The campaign, by Farm Communications, uses images of the golden days of British seaside holidays to promote the Paramount-sponsored festival.
Using the strapline "Comedy with front", the comedians' heads have been fixed onto scenes featuring 20s and 30s seaside illustrations.
Gary Robinson, the creative partner at Farm, said: "The campaign follows the style of the great 30s posters that celebrated the glory days of train travel. Paramount's brief was to get people out of London and down to Brighton for a tonic of comedy so a bastardisation of these posters struck us as a perfect solution."
Executions will run in London and Brighton in the press, on train and Tube panels, bus sides, escalator panels and 48-sheet billboards from 28 September until 20 October.
Imogen Laurence, the marketing manager for the Paramount Comedy Channel, said: "We really love this work. It both celebrates Brighton and says what the festival is all about - having a laugh with some of the best comedians around."
The campaign was written by Johnny Waters and art directed by Emily Portnoi.
Media planning and buying was through Equinox.
In April, Farm launched a TV campaign for Paramount to promote the comedy series Time Gentlemen Please with an anti-Euro song set in a pub.
The ad featured the comedian Al Murray, made famous by his alter ego, the Pub Landlord.

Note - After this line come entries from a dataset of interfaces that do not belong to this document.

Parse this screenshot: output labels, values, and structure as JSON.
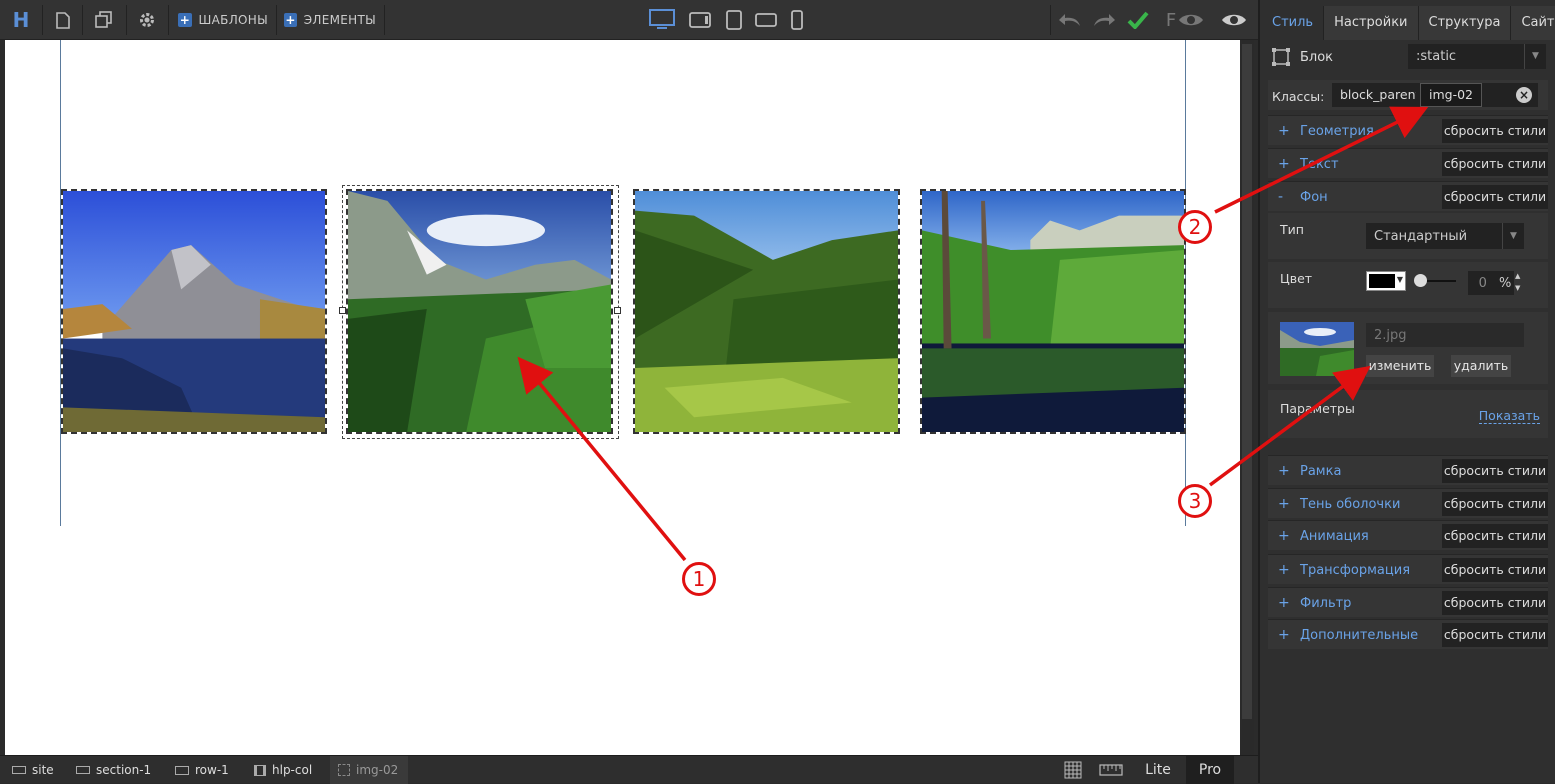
{
  "toolbar": {
    "logo": "H",
    "templates_label": "ШАБЛОНЫ",
    "elements_label": "ЭЛЕМЕНТЫ",
    "preview_f": "F"
  },
  "canvas": {
    "images": [
      {
        "name": "mountain-lake",
        "scene": "mountain"
      },
      {
        "name": "alpine-valley",
        "scene": "alpine"
      },
      {
        "name": "green-hills",
        "scene": "hills"
      },
      {
        "name": "forest-lake",
        "scene": "lake"
      }
    ]
  },
  "callouts": [
    "1",
    "2",
    "3"
  ],
  "breadcrumb": [
    {
      "label": "site",
      "icon": "rect-icon"
    },
    {
      "label": "section-1",
      "icon": "section-icon"
    },
    {
      "label": "row-1",
      "icon": "rows-icon"
    },
    {
      "label": "hlp-col",
      "icon": "cols-icon"
    },
    {
      "label": "img-02",
      "icon": "frame-icon"
    }
  ],
  "footer": {
    "lite": "Lite",
    "pro": "Pro"
  },
  "panel": {
    "tabs": [
      "Стиль",
      "Настройки",
      "Структура",
      "Сайт"
    ],
    "block_label": "Блок",
    "state_value": ":static",
    "classes_label": "Классы:",
    "class_1": "block_parent",
    "class_2": "img-02",
    "reset_label": "сбросить стили",
    "sections_top": [
      {
        "sign": "+",
        "label": "Геометрия"
      },
      {
        "sign": "+",
        "label": "Текст"
      },
      {
        "sign": "-",
        "label": "Фон"
      }
    ],
    "bg": {
      "type_label": "Тип",
      "type_value": "Стандартный",
      "color_label": "Цвет",
      "color_value": "#000000",
      "opacity_value": "0",
      "opacity_unit": "%",
      "file_name": "2.jpg",
      "change_label": "изменить",
      "delete_label": "удалить",
      "params_label": "Параметры",
      "show_label": "Показать"
    },
    "sections_bottom": [
      {
        "sign": "+",
        "label": "Рамка"
      },
      {
        "sign": "+",
        "label": "Тень оболочки"
      },
      {
        "sign": "+",
        "label": "Анимация"
      },
      {
        "sign": "+",
        "label": "Трансформация"
      },
      {
        "sign": "+",
        "label": "Фильтр"
      },
      {
        "sign": "+",
        "label": "Дополнительные"
      }
    ]
  }
}
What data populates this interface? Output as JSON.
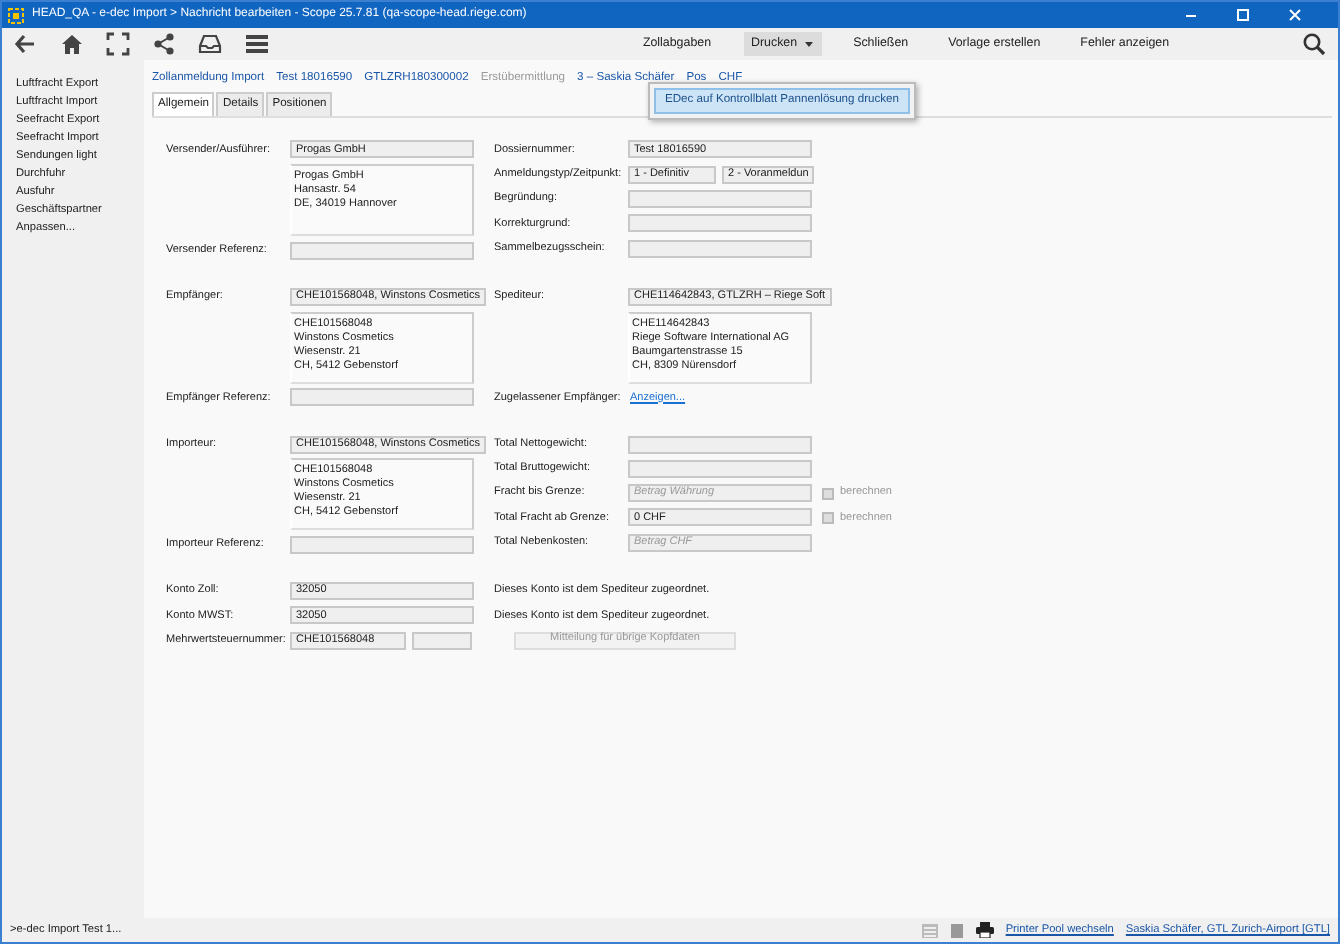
{
  "window": {
    "title": "HEAD_QA - e-dec Import > Nachricht bearbeiten - Scope 25.7.81 (qa-scope-head.riege.com)"
  },
  "toolbar": {
    "menu": [
      {
        "label": "Zollabgaben",
        "dropdown": false,
        "expanded": false
      },
      {
        "label": "Drucken",
        "dropdown": true,
        "expanded": true
      },
      {
        "label": "Schließen",
        "dropdown": false,
        "expanded": false
      },
      {
        "label": "Vorlage erstellen",
        "dropdown": false,
        "expanded": false
      },
      {
        "label": "Fehler anzeigen",
        "dropdown": false,
        "expanded": false
      }
    ],
    "dropdown_items": [
      "EDec auf Kontrollblatt Pannenlösung  drucken"
    ]
  },
  "sidebar": {
    "items": [
      "Luftfracht Export",
      "Luftfracht Import",
      "Seefracht Export",
      "Seefracht Import",
      "Sendungen light",
      "Durchfuhr",
      "Ausfuhr",
      "Geschäftspartner",
      "Anpassen..."
    ]
  },
  "breadcrumb": [
    {
      "label": "Zollanmeldung  Import",
      "disabled": false
    },
    {
      "label": "Test 18016590",
      "disabled": false
    },
    {
      "label": "GTLZRH180300002",
      "disabled": false
    },
    {
      "label": "Erstübermittlung",
      "disabled": true
    },
    {
      "label": "3 – Saskia Schäfer",
      "disabled": false
    },
    {
      "label": "Pos",
      "disabled": false
    },
    {
      "label": "CHF",
      "disabled": false
    }
  ],
  "tabs": [
    {
      "label": "Allgemein",
      "selected": true
    },
    {
      "label": "Details",
      "selected": false
    },
    {
      "label": "Positionen",
      "selected": false
    }
  ],
  "form": {
    "groups": [
      {
        "left": [
          {
            "kind": "field",
            "label": "Versender/Ausführer:",
            "value": "Progas GmbH"
          },
          {
            "kind": "address",
            "lines": [
              "Progas GmbH",
              "Hansastr. 54",
              "DE, 34019 Hannover"
            ]
          },
          {
            "kind": "field",
            "label": "Versender Referenz:"
          }
        ],
        "right": [
          {
            "kind": "field",
            "label": "Dossiernummer:",
            "value": "Test 18016590"
          },
          {
            "kind": "pair",
            "label": "Anmeldungstyp/Zeitpunkt:",
            "values": [
              "1 - Definitiv",
              "2 - Voranmeldun"
            ]
          },
          {
            "kind": "field",
            "label": "Begründung:"
          },
          {
            "kind": "field",
            "label": "Korrekturgrund:"
          },
          {
            "kind": "field",
            "label": "Sammelbezugsschein:"
          }
        ]
      },
      {
        "left": [
          {
            "kind": "field",
            "label": "Empfänger:",
            "value": "CHE101568048, Winstons Cosmetics"
          },
          {
            "kind": "address",
            "lines": [
              "CHE101568048",
              "Winstons Cosmetics",
              "Wiesenstr. 21",
              "CH, 5412 Gebenstorf"
            ]
          },
          {
            "kind": "field",
            "label": "Empfänger Referenz:"
          }
        ],
        "right": [
          {
            "kind": "field",
            "label": "Spediteur:",
            "value": "CHE114642843, GTLZRH – Riege Soft"
          },
          {
            "kind": "address",
            "lines": [
              "CHE114642843",
              "Riege Software International AG",
              "Baumgartenstrasse 15",
              "CH, 8309 Nürensdorf"
            ]
          },
          {
            "kind": "link",
            "label": "Zugelassener Empfänger:",
            "link": "Anzeigen..."
          }
        ]
      },
      {
        "left": [
          {
            "kind": "field",
            "label": "Importeur:",
            "value": "CHE101568048, Winstons Cosmetics"
          },
          {
            "kind": "address",
            "lines": [
              "CHE101568048",
              "Winstons Cosmetics",
              "Wiesenstr. 21",
              "CH, 5412 Gebenstorf"
            ]
          },
          {
            "kind": "field",
            "label": "Importeur Referenz:"
          }
        ],
        "right": [
          {
            "kind": "field",
            "label": "Total Nettogewicht:"
          },
          {
            "kind": "field",
            "label": "Total Bruttogewicht:"
          },
          {
            "kind": "check",
            "label": "Fracht bis Grenze:",
            "placeholder": "Betrag Währung",
            "check_label": "berechnen",
            "checked": false
          },
          {
            "kind": "check",
            "label": "Total Fracht ab Grenze:",
            "value": "0 CHF",
            "check_label": "berechnen",
            "checked": false
          },
          {
            "kind": "field",
            "label": "Total Nebenkosten:",
            "placeholder": "Betrag CHF"
          }
        ]
      },
      {
        "left": [
          {
            "kind": "field",
            "label": "Konto Zoll:",
            "value": "32050"
          },
          {
            "kind": "field",
            "label": "Konto MWST:",
            "value": "32050"
          },
          {
            "kind": "pair",
            "label": "Mehrwertsteuernummer:",
            "values": [
              "CHE101568048"
            ]
          }
        ],
        "right": [
          {
            "kind": "note",
            "text": "Dieses Konto ist dem Spediteur zugeordnet."
          },
          {
            "kind": "note",
            "text": "Dieses Konto ist dem Spediteur zugeordnet."
          },
          {
            "kind": "button",
            "label": "Mitteilung für übrige Kopfdaten"
          }
        ]
      }
    ]
  },
  "status_bar": {
    "task": ">e-dec Import Test 1...",
    "printer": "Printer Pool wechseln",
    "user": "Saskia Schäfer, GTL Zurich-Airport [GTL]"
  }
}
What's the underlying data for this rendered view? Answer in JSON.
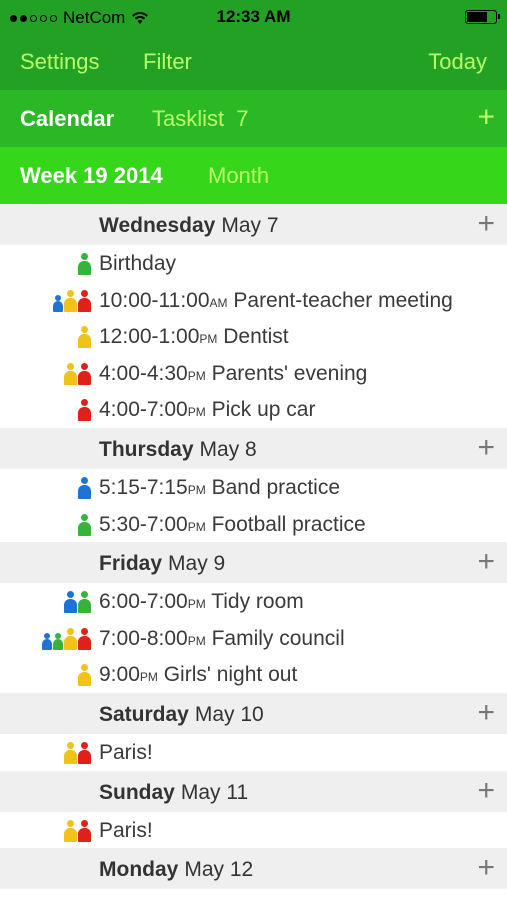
{
  "status": {
    "carrier": "NetCom",
    "time": "12:33 AM",
    "battery_level": 0.75
  },
  "nav": {
    "settings": "Settings",
    "filter": "Filter",
    "today": "Today"
  },
  "tabs": {
    "calendar": "Calendar",
    "tasklist": "Tasklist",
    "tasklist_count": "7",
    "add": "+"
  },
  "views": {
    "week": "Week 19 2014",
    "month": "Month"
  },
  "colors": {
    "red": "#e0201a",
    "yellow": "#f0c21a",
    "green": "#35b33a",
    "blue": "#1f73d6"
  },
  "days": [
    {
      "name": "Wednesday",
      "date": "May 7",
      "add": "+",
      "events": [
        {
          "time": "",
          "ampm": "",
          "title": "Birthday",
          "people": [
            "green"
          ]
        },
        {
          "time": "10:00-11:00",
          "ampm": "AM",
          "title": " Parent-teacher meeting",
          "people": [
            "blue",
            "yellow",
            "red"
          ]
        },
        {
          "time": "12:00-1:00",
          "ampm": "PM",
          "title": " Dentist",
          "people": [
            "yellow"
          ]
        },
        {
          "time": "4:00-4:30",
          "ampm": "PM",
          "title": " Parents' evening",
          "people": [
            "yellow",
            "red"
          ]
        },
        {
          "time": "4:00-7:00",
          "ampm": "PM",
          "title": " Pick up car",
          "people": [
            "red"
          ]
        }
      ]
    },
    {
      "name": "Thursday",
      "date": "May 8",
      "add": "+",
      "events": [
        {
          "time": "5:15-7:15",
          "ampm": "PM",
          "title": " Band practice",
          "people": [
            "blue"
          ]
        },
        {
          "time": "5:30-7:00",
          "ampm": "PM",
          "title": " Football practice",
          "people": [
            "green"
          ]
        }
      ]
    },
    {
      "name": "Friday",
      "date": "May 9",
      "add": "+",
      "events": [
        {
          "time": "6:00-7:00",
          "ampm": "PM",
          "title": " Tidy room",
          "people": [
            "blue",
            "green"
          ]
        },
        {
          "time": "7:00-8:00",
          "ampm": "PM",
          "title": " Family council",
          "people": [
            "blue",
            "green",
            "yellow",
            "red"
          ]
        },
        {
          "time": "9:00",
          "ampm": "PM",
          "title": " Girls' night out",
          "people": [
            "yellow"
          ]
        }
      ]
    },
    {
      "name": "Saturday",
      "date": "May 10",
      "add": "+",
      "events": [
        {
          "time": "",
          "ampm": "",
          "title": "Paris!",
          "people": [
            "yellow",
            "red"
          ]
        }
      ]
    },
    {
      "name": "Sunday",
      "date": "May 11",
      "add": "+",
      "events": [
        {
          "time": "",
          "ampm": "",
          "title": "Paris!",
          "people": [
            "yellow",
            "red"
          ]
        }
      ]
    },
    {
      "name": "Monday",
      "date": "May 12",
      "add": "+",
      "events": []
    }
  ]
}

The spot uses the theme of the show's skit "back off Brussels".